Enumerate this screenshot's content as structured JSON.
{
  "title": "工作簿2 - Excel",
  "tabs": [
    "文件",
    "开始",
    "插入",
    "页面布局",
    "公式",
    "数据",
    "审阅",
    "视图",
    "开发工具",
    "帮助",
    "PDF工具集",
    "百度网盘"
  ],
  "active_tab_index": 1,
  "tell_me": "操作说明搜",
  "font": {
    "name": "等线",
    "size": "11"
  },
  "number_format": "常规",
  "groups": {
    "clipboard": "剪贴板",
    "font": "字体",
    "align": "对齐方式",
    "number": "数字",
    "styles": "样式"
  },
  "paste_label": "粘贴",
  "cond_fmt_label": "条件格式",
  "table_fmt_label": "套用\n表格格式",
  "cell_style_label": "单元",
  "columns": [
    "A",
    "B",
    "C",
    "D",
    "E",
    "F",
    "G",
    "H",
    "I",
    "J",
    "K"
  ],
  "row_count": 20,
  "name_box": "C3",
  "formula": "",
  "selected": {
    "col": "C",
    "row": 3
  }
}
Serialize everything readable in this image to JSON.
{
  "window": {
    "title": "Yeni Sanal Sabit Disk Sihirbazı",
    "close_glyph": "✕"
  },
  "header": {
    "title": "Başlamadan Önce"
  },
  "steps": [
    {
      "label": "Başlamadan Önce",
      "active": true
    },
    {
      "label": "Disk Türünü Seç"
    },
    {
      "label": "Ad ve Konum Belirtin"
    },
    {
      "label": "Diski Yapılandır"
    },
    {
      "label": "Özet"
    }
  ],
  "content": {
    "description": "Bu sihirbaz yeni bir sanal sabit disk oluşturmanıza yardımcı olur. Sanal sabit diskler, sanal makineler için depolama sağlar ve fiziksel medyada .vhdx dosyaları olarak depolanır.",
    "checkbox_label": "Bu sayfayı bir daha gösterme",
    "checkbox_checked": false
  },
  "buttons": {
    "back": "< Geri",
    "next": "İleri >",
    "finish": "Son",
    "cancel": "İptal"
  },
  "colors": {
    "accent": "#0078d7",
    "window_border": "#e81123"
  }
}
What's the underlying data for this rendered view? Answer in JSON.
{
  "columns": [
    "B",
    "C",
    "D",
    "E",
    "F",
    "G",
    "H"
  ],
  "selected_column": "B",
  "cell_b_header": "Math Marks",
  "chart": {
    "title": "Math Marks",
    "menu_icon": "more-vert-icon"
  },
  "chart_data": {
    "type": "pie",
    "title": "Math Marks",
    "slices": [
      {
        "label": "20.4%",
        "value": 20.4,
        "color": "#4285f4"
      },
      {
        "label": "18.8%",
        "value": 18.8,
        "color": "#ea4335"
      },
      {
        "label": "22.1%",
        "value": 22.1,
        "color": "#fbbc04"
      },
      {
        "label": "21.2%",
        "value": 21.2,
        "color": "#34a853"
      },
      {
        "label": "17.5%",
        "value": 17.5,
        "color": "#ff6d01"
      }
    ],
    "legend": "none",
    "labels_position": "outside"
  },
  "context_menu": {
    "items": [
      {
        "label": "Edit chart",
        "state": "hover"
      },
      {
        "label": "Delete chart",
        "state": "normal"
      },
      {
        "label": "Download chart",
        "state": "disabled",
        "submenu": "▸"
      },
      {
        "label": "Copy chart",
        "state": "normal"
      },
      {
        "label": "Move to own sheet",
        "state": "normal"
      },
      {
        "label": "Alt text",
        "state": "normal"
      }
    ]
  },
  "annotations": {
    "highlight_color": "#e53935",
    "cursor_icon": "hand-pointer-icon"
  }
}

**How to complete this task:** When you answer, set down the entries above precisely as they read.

**Task response:**
Enumerate this screenshot's content as structured JSON.
{
  "title": "工作簿2 - Excel",
  "tabs": [
    "文件",
    "开始",
    "插入",
    "页面布局",
    "公式",
    "数据",
    "审阅",
    "视图",
    "开发工具",
    "帮助",
    "PDF工具集",
    "百度网盘"
  ],
  "active_tab_index": 1,
  "tell_me": "操作说明搜",
  "font": {
    "name": "等线",
    "size": "11"
  },
  "number_format": "常规",
  "groups": {
    "clipboard": "剪贴板",
    "font": "字体",
    "align": "对齐方式",
    "number": "数字",
    "styles": "样式"
  },
  "paste_label": "粘贴",
  "cond_fmt_label": "条件格式",
  "table_fmt_label": "套用\n表格格式",
  "cell_style_label": "单元",
  "columns": [
    "A",
    "B",
    "C",
    "D",
    "E",
    "F",
    "G",
    "H",
    "I",
    "J",
    "K"
  ],
  "row_count": 20,
  "name_box": "C3",
  "formula": "",
  "selected": {
    "col": "C",
    "row": 3
  }
}
Serialize everything readable in this image to JSON.
{
  "window": {
    "title": "Yeni Sanal Sabit Disk Sihirbazı",
    "close_glyph": "✕"
  },
  "header": {
    "title": "Başlamadan Önce"
  },
  "steps": [
    {
      "label": "Başlamadan Önce",
      "active": true
    },
    {
      "label": "Disk Türünü Seç"
    },
    {
      "label": "Ad ve Konum Belirtin"
    },
    {
      "label": "Diski Yapılandır"
    },
    {
      "label": "Özet"
    }
  ],
  "content": {
    "description": "Bu sihirbaz yeni bir sanal sabit disk oluşturmanıza yardımcı olur. Sanal sabit diskler, sanal makineler için depolama sağlar ve fiziksel medyada .vhdx dosyaları olarak depolanır.",
    "checkbox_label": "Bu sayfayı bir daha gösterme",
    "checkbox_checked": false
  },
  "buttons": {
    "back": "< Geri",
    "next": "İleri >",
    "finish": "Son",
    "cancel": "İptal"
  },
  "colors": {
    "accent": "#0078d7",
    "window_border": "#e81123"
  }
}
What's the underlying data for this rendered view? Answer in JSON.
{
  "columns": [
    "B",
    "C",
    "D",
    "E",
    "F",
    "G",
    "H"
  ],
  "selected_column": "B",
  "cell_b_header": "Math Marks",
  "chart": {
    "title": "Math Marks",
    "menu_icon": "more-vert-icon"
  },
  "chart_data": {
    "type": "pie",
    "title": "Math Marks",
    "slices": [
      {
        "label": "20.4%",
        "value": 20.4,
        "color": "#4285f4"
      },
      {
        "label": "18.8%",
        "value": 18.8,
        "color": "#ea4335"
      },
      {
        "label": "22.1%",
        "value": 22.1,
        "color": "#fbbc04"
      },
      {
        "label": "21.2%",
        "value": 21.2,
        "color": "#34a853"
      },
      {
        "label": "17.5%",
        "value": 17.5,
        "color": "#ff6d01"
      }
    ],
    "legend": "none",
    "labels_position": "outside"
  },
  "context_menu": {
    "items": [
      {
        "label": "Edit chart",
        "state": "hover"
      },
      {
        "label": "Delete chart",
        "state": "normal"
      },
      {
        "label": "Download chart",
        "state": "disabled",
        "submenu": "▸"
      },
      {
        "label": "Copy chart",
        "state": "normal"
      },
      {
        "label": "Move to own sheet",
        "state": "normal"
      },
      {
        "label": "Alt text",
        "state": "normal"
      }
    ]
  },
  "annotations": {
    "highlight_color": "#e53935",
    "cursor_icon": "hand-pointer-icon"
  }
}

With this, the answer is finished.